"Because the accident was at Onondaga Nation, I met some chiefs and clanmothers. They were so helpful to me to accept his death and express my grief.......

"So when I got your letter and saw that spot is an Indian mound.... Well, that's where he was concieved. I know it. I was sitting there under a tree meditating when I felt the connection happen and I knew I would bear a child."

This was the first person in Syracuse I spoke to on my return. I searched my mind and heart for words to say to this woman of her grief and pain.

"I don't know what is happening here, but I know that it is deep, ancient and powerful beyond anything I could ever imagine. It has touched my life in ways that are undeniable and overwhelming. And now it has touched your life, too. Perhaps if we work together to bring healing to the land we will find healing for our own troubles."

First Sunrise
Inner Voice

March 21 & 22 were cloudy, and offered no opportunity to mark the sunrise. But March 23 was a cold, cloudless morning.

Using dowsing and geometry to survey the Mound, I stood at its crest's center and faced east.

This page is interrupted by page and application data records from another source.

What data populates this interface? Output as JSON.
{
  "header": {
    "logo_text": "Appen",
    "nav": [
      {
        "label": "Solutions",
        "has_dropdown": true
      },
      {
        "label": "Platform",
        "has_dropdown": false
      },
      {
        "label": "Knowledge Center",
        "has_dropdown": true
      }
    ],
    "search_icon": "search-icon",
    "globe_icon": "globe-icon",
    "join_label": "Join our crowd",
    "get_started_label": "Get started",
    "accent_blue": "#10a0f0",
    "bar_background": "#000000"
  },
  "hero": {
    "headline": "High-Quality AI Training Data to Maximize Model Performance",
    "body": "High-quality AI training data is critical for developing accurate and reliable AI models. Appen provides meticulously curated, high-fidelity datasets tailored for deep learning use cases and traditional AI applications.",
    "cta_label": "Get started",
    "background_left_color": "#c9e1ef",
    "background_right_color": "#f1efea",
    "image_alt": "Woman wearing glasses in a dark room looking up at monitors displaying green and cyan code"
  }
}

As dawn began to light the sky, I snapped preliminary photos.

Then, to my enchantment, a fiery gold burst of solar orb erupted on the horizon directly behind the dark, shadow of a hill.

I knew this hill well. I grew up at its southeast foot, and hiked to its summit often. My elementary school is at its east foot, and I spent days on playgrounds by this hill. The community garden I organized that gifted me my last name is at its northeast foot. Broad St. begins there; I then lived at it's opposite end—the 1300 block.

I took photos as the sun lifted into the sky. My belief in the site's astronomical use strengthened to note Equinox sunrise is near the level sightline's middle. If the Mound is celestial observatory, builders wanted Sun at Equinox to rise at this midpoint so they could track it's moves on the horizon north to Summer Solstice, and south to Winter Solstice.

Three items about this hill are of note.

First, it's crowned by three huge tanks of the municipal water supply. When I was a boy, a small pond sat at the hill's south foot on Meadowbrook Creek two blocks from it's origin.

Meadowbrook begins very near Onondaga Valley's eastern edge, yet flows east across the ridge to Butternut Creek. This brook was filled in in the 1960's for Syracuse University's Athletic Fieldhouse, the pond is now a parking lot and half a mile of the creek is underground. Across the street from the fieldhouse, in 1974, I founded Comstock Community Gardens, which was intersected by the brook, which began in some backyards in the next block to the southwest.

Second, this prominent, oval-shaped hill is a city park named "Morningside"—appropriate name to mark Sun's rising. West across Comstock Av. is Morningside Cemetery. North of this cemetery is Oakwood, Syracuse's largest.

Third, at the hill's west-facing foot is the Mortuary, where bodies are kept until burial. That cold morn, as I watched the fire of the Sun lift off Morningside Hill, a voice deep in the back of my head said,

"Where else to put the Temple of Death in a sacred valley but the at the Easter equinox point, to mark the point of passage from summer into winter, and back to summer again—of life into death, and back again to life—resurrection point in the cycle of life."

That inner voice and its potent meaning rocked my mind and echoed in my soul.

Two of seven parts
Three: Geomancer Circumspection
Four: Templar Architection
Five: Dowser Detection
Six: Taoist Introspection

David YarrowTERRAdyarrow5@gmail.com - www.dyarrow.orgupdated 5/21/2013